The above statement is really interesting as it comes from a pre covid world which feels like we had the luxury of an education system that was not squeezed or pulled apart by external forces, not rocked by lock downs or year groups and staff suddenly going home for 10 days, coming back for a brief period and then going off again.
Schools were in survival mode, the adrenaline of the school body being the hard work and determination of school staff. Unlike the human body which produces adrenaline in response to fight or flight the school, quickly becomes fatigued and the cost is the tired and drained staff and school leaders.
This must have implications for Maths teaching and the maths mastery agenda. For example, how can year 6 teaching be as thorough and have that luxury of the pre-covid world with the conceptual gaps that will exist.
The current years 2 and 3 have had a torrid learning journey in maths with so many important concepts gone astray.
Many schools I visit are committed to the mastery approach but have begun to go a bit `procedural` as they believe this is a way to catch up.
This `going a bit procedural` can be a dangerous slide back to the old ways of teaching maths as there still seems to be a pervading belief that this idea of teaching the method without any reference to conceptual understanding must be better than nothing.
The difficulty here is that schools are under pressure to deliver, but by using our most precious resource, namely time, to teach procedurally we are harking back to the bad old days of the `the methods the thing'. We have come so far in the teaching of maths in this country it would be sad to go backwards.
Children need the experience of the multi dimensional view of maths if they are to be able to experience greater depth for themselves and teachers need to experience this first if they are to teach it.
It's important to be aware of the gaps and work to backfill, of course, but taking shortcuts will result in less rather than more depth.

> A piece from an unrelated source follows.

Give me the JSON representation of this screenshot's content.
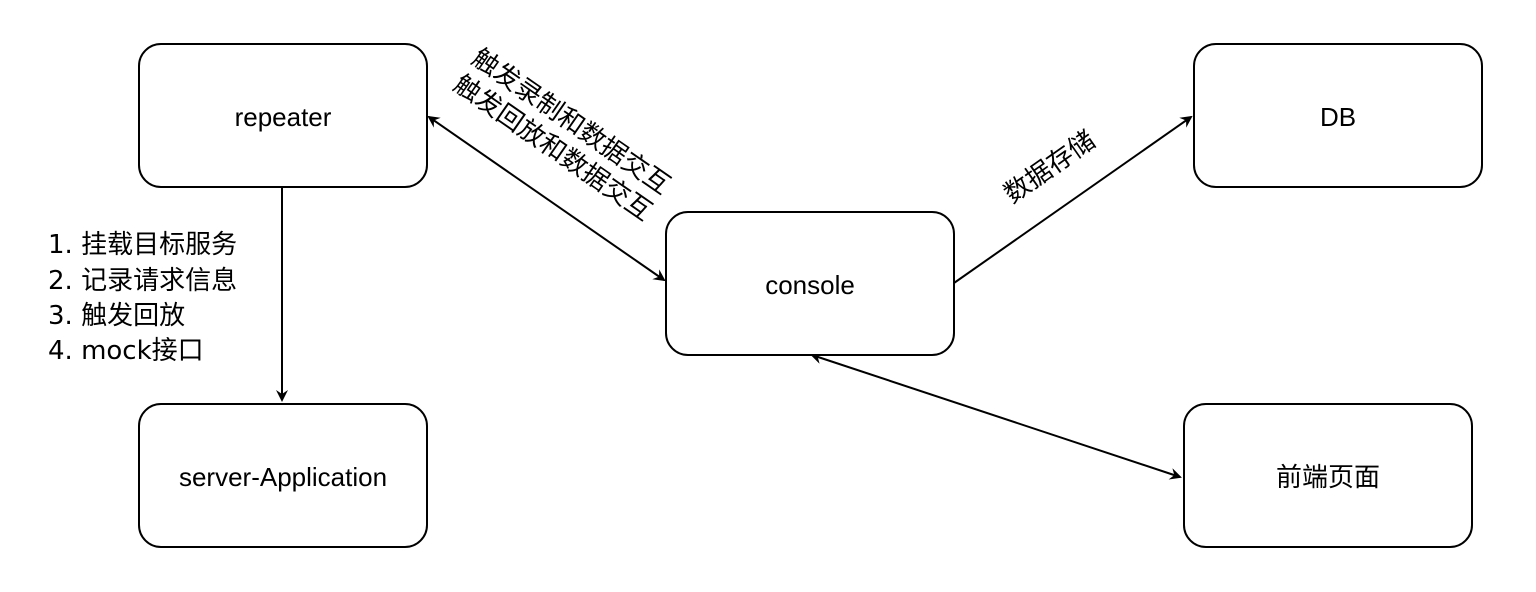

I work with schools all around the UK to support teachers, leaders, and children to engender love and passion for maths.